While I’ve spent the last couple of days cleaning up parts of the gardens I didn’t get to in the fall–raking and broadforking beds and hoeing the unmulched paths, H has been doing some even more exciting work:
This is the area connecting the northcentral and northeast gardens–it has grown up over the years to weedy trees (mostly mulberries, of course). We’ve been eyeing that space for some time, but with the perimeter fence project a real priority this season, those trees have got to come out before the fencing goes up.
H tells me as he’s working over there that the soil is beautiful–not the hard clay that is characteristic of some parts of the garden space, and that I’ve been working on amending with organic matter for the last several years.
I told him not to tell me that, or I’d be over there sticking seeds in the ground after the stumps are pulled clear. I’m kidding, of course. It’s not my plan to plant that space this year–it will take some further management to make it suitable for growing, and I’ve got plenty of other space to get or keep under control.
And we’ve also talked about making that space into a small orchard, so it doesn’t make much sense for me to start shaping orderly beds for planting annual crops.
It typically takes about a year to take a “virgin” plot and make it into workable garden space anyhow. You can do it in less, but it takes more planning and management time than I have on my hands right now.
The northcentral garden of today was shaped about three years ago, and it didn’t really come into its own as planting space until the year before last. The hilltop garden was shaped two years ago, and last year was the first year I got a decent crop out of it.
Yesterday, I spent the afternoon working a pile of composted horse manure into the northcentral beds with the dog for company. I suppose where she chose to hang out is better than the middle of the road, which despite my rantings is usually her first choice.
The straw I’d laid in the aisles of this garden has mostly decomposed by now (its weed-blocking lifespan is about two full seasons), so I raked it out and used the stirrup hoe to mow down the grass and weeds establishing themselves there.
There’s also a LOT of tiny mulberry trees vying for space along the edges of the beds, so digging those out was a priority.
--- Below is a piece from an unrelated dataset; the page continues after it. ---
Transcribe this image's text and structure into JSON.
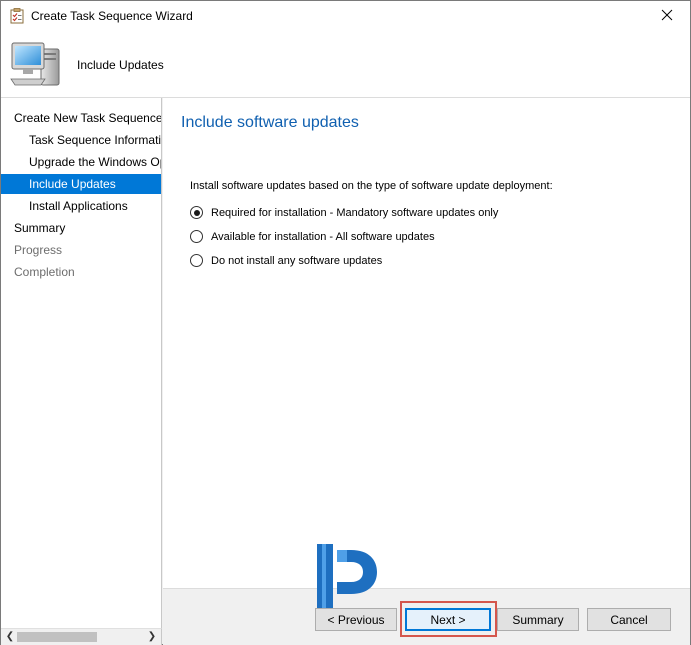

It’s hard to get all of them this time of year, when their grey skin blends into the grey-brown soil. But they are a fast-growing weed tree, and if I don’t get them out now, I risk having to excavate half a planted bed to get them out later.
The top bed (nearest the road), along which a trellis was erected last season by a fellow farmer and I, had been badly invaded by brome and little mulberries as well.
The problem with using trellis in a severe climate is that you have to set it in sturdily to withstand the winds when fully loaded with a vine crop, but then the birds find it an excellent place to perch while the crop is young.
By the time the crop has matured and over-topped the trellis, the birds won’t perch there anymore, but what they’ve left after feasting on mulberries has taken root, and you don’t typically see all those little trees until the fall or following spring.
I pulled most of that trellis yesterday (there’s a few posts yet to be levered out), and used the broadfork to re-establish the edges of the bed. Today I’ll likely get into that bed again to start working through the soil and pulling clumps of brome and little trees–reminding the space what it’s intended for, at least while I’m there.
I did also manage to get in the first potatoes yesterday–Russian Bananas in the west garden. I had planned on putting in some bok choy and broccoli raab as well, but I’d been waiting for a delivery of new row covers.
When I got back from the gardens last night, I found an e-mail saying it won’t be shipping ’til the end of the month, so it looks like time to go through every piece of cover I have out there already and inspecting for what might be used in my current pinch.
I’m glad I didn’t bother to shower this morning–that’s one of the dirtiest jobs out there. I’ll probably bring a dust mask just for that un-enjoyable task.
It’s also my plan to get in a number of other crops today. The weatherpeople keep saying we’re going to get a shower or two in the next couple of days, so it behooves me to take advantage.
So, I’ll fill my seed transporter (which, by the way, is a Wonder Woman lunchbox) with packets of salad mix, turnips, arugula, and other early spring roots and greens and get in all I can.
And then I’ll probably water it all in anyhow: as much as I’d like to think we’ll get the rain they promised, not watering after a rain is a better bet than not watering before one that’s predicted, but may not come.